George W. Rusden (1819–1903) spent most of his life in Australia, where he served in local government.
On retirement in 1881 he wrote histories of Australia and New Zealand. Both books were highly critical of the Crown's policies toward indigenous peoples.
In his History of New Zealand (1883) Rusden accused John Bryce - at that time Native Minister - of killing women and children in an incident at Handley’s woolshed during the Taranaki war. Bryce sued Rusden for libel, and the case was heard in the High Court in London. The verdict went against Rusden. His book was suppressed and Bryce was awarded £5,000 in damages, a vast sum at that time. Bryce, who felt vindicated by the judgment, accepted a lesser sum to cover his costs.

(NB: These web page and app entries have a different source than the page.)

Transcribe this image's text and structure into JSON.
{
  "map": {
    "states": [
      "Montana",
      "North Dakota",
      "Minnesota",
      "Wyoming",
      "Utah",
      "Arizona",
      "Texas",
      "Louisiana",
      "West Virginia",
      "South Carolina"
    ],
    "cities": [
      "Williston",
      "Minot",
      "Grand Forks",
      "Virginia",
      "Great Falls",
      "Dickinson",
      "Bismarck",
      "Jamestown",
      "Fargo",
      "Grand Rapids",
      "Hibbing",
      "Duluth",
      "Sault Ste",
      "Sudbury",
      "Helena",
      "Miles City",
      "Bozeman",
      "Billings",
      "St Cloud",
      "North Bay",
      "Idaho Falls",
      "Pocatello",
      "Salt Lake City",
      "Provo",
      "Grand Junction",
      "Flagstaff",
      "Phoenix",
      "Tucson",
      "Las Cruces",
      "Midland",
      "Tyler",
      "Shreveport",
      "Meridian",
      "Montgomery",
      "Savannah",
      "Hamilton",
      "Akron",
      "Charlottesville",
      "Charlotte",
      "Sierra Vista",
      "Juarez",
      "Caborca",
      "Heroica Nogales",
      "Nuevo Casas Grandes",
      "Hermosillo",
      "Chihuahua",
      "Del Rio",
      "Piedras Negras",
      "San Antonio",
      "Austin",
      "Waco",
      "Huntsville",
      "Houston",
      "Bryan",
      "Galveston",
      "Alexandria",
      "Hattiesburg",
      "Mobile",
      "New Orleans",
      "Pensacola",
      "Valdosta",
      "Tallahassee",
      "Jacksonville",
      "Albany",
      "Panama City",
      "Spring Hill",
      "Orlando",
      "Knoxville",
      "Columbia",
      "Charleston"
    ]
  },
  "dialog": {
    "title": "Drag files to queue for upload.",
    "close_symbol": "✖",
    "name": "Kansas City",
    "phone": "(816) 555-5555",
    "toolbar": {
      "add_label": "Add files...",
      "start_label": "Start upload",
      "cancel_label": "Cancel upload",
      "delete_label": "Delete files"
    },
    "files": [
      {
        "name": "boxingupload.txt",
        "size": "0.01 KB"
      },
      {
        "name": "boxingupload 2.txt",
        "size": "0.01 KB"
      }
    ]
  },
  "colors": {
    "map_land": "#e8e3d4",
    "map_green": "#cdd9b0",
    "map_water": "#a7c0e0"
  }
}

Adapted from the Australian Dictionary of Biography entry by Mary Lazarus